Ouro Prêto

 

a city in southeastern Brazil, in the state of Minas Gerais. Population, 46,200 (1970); railroad station and highway junction. Major industries include nonferrous and ferrous metallurgy. One-third of Brazil’s aluminum is produced in Ouro Prêto. The city also has textile, food-processing, lumber, chemical, and leather footwear industries. Bauxite and iron and manganese ores are mined nearby.

Ouro Prêto was founded in the early 18th century as Vila Rica. From 1724 to 1897 it was the capital of the state of Minas Gerais. In 1823 the city received its present name. Ouro Prêto has a regular plan, with the rectangular Independence Square at its center. Architectural landmarks, primarily in the late baroque style, include the Governor’s Palace (1741, architects J. F. de Alpoim and M. F. de Lisboa) and the City Hall and the jail attached to it (late 18th and 19th centuries; since 1938 it has been a museum). Churches include del Carmen (1766–76), Sao Francisco de Assis (1766–94, architect Aleijadinho), and Nossa Senhora do Rosário do Barro (1785, architect M F. de Araújo).

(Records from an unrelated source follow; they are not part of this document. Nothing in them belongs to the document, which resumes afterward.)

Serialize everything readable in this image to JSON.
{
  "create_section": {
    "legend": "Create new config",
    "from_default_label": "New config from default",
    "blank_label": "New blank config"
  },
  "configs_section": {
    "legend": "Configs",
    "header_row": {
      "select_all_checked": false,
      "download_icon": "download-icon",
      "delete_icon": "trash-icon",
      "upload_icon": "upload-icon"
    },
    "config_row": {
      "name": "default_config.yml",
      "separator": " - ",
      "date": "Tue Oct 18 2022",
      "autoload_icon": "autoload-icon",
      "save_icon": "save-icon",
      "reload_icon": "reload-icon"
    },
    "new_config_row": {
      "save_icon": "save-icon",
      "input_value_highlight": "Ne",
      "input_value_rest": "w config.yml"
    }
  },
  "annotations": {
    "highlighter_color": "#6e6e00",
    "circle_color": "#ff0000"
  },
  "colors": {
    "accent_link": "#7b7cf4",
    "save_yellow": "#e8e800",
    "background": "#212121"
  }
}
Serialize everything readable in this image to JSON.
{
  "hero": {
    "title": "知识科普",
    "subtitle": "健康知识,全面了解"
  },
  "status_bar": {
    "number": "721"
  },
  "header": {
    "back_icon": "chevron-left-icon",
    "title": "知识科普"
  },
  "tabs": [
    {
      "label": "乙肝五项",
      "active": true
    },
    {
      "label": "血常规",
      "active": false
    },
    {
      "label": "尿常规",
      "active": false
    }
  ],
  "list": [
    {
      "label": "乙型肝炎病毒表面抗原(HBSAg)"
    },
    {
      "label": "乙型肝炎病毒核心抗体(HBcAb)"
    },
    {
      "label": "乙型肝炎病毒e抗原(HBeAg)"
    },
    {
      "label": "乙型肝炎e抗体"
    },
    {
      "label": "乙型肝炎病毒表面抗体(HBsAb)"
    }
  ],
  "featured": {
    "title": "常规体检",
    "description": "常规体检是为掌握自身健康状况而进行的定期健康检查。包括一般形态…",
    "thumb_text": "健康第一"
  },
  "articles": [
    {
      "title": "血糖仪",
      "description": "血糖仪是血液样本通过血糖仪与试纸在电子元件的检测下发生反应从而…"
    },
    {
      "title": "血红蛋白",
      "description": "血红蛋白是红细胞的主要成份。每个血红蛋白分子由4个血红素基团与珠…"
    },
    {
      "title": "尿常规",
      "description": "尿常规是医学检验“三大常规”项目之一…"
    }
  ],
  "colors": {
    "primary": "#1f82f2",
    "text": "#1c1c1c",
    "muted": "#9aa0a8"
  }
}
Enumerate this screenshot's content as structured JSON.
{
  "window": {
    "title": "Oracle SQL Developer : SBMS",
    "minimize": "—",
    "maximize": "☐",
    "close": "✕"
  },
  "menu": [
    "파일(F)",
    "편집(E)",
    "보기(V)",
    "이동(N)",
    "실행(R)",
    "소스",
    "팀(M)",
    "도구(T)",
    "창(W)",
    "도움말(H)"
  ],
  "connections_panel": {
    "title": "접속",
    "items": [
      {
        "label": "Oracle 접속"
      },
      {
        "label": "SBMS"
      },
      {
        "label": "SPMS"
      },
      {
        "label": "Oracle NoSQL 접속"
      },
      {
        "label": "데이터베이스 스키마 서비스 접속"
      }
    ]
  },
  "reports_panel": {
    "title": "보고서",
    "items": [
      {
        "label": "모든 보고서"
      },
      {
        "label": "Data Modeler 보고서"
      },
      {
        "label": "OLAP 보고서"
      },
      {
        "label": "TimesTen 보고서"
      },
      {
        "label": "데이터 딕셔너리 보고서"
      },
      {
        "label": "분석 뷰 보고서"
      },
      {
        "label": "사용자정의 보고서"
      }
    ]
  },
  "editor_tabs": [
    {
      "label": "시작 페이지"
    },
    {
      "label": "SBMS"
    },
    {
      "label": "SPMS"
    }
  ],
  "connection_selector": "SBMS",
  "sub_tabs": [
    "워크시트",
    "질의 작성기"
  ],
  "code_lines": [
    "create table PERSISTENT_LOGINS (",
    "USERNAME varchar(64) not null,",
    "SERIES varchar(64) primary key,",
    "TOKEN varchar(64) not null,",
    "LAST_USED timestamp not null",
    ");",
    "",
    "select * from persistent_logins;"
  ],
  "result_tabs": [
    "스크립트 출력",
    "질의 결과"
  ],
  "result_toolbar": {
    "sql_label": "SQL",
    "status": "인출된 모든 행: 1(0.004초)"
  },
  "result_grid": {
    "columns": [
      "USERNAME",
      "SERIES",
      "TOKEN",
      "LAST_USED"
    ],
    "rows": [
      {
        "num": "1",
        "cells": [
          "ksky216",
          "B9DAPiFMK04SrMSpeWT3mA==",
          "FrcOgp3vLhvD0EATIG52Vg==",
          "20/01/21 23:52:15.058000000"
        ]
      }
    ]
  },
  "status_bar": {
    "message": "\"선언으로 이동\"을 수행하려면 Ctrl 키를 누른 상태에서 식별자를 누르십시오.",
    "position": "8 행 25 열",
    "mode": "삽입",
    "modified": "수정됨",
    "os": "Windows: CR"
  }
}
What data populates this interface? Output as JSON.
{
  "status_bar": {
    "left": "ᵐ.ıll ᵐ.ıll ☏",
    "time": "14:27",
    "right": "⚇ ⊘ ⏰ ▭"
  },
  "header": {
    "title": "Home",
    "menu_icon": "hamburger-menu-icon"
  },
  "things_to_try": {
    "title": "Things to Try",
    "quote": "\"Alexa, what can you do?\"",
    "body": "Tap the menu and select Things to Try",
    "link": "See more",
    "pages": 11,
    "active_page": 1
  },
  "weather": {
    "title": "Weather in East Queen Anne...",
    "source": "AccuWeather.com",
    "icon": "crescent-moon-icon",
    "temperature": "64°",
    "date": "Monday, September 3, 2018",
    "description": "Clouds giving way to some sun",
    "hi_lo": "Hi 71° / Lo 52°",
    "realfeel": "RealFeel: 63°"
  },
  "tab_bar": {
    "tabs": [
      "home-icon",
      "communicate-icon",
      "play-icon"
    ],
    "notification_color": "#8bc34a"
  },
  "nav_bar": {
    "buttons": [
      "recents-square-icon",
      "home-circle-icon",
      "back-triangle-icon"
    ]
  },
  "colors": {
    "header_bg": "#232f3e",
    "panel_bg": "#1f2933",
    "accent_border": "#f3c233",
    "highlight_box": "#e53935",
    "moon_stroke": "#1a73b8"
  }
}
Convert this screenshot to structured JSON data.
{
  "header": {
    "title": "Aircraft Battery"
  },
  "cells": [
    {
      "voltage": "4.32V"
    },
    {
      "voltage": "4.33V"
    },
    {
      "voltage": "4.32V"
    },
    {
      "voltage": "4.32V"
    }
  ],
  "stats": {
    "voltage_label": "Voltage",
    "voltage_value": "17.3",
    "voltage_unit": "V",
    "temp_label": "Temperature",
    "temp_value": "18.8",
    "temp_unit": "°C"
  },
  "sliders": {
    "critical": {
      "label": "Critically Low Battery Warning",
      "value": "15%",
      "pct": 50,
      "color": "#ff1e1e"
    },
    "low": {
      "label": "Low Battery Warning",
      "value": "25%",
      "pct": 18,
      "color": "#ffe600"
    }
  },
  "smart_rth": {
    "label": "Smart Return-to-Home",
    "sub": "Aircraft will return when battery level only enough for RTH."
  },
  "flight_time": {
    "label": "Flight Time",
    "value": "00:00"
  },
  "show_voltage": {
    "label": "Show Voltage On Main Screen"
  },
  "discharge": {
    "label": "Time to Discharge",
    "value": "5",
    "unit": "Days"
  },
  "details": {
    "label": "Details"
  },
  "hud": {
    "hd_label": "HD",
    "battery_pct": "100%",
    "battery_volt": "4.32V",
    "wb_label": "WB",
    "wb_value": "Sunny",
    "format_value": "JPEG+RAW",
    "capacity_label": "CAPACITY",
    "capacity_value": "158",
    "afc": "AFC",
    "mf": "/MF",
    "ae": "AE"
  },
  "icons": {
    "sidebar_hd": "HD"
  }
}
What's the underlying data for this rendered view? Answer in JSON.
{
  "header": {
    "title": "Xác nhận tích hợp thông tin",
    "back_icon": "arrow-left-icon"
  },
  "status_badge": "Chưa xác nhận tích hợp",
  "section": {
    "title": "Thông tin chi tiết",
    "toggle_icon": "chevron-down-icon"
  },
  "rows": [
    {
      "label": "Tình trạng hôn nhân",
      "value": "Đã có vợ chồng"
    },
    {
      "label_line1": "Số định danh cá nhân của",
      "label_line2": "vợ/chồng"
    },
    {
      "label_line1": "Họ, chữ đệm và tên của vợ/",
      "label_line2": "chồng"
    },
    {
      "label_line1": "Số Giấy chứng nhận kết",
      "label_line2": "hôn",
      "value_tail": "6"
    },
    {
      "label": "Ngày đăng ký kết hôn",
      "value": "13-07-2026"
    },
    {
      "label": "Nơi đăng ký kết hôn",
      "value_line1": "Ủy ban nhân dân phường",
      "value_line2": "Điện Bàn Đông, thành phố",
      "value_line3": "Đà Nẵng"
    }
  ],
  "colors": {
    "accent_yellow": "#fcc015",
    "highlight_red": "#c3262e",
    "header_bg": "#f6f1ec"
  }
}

In 1933, Ouro Prêto was declared a national monument. Old buildings in the city’s center may not be torn down, and new construction has been restricted.

REFERENCE

Bandeira, M. Guide d’ouro Prêto. Rio de Janeiro, 1948.
The Great Soviet Encyclopedia, 3rd Edition (1970-1979). © 2010 The Gale Group, Inc. All rights reserved.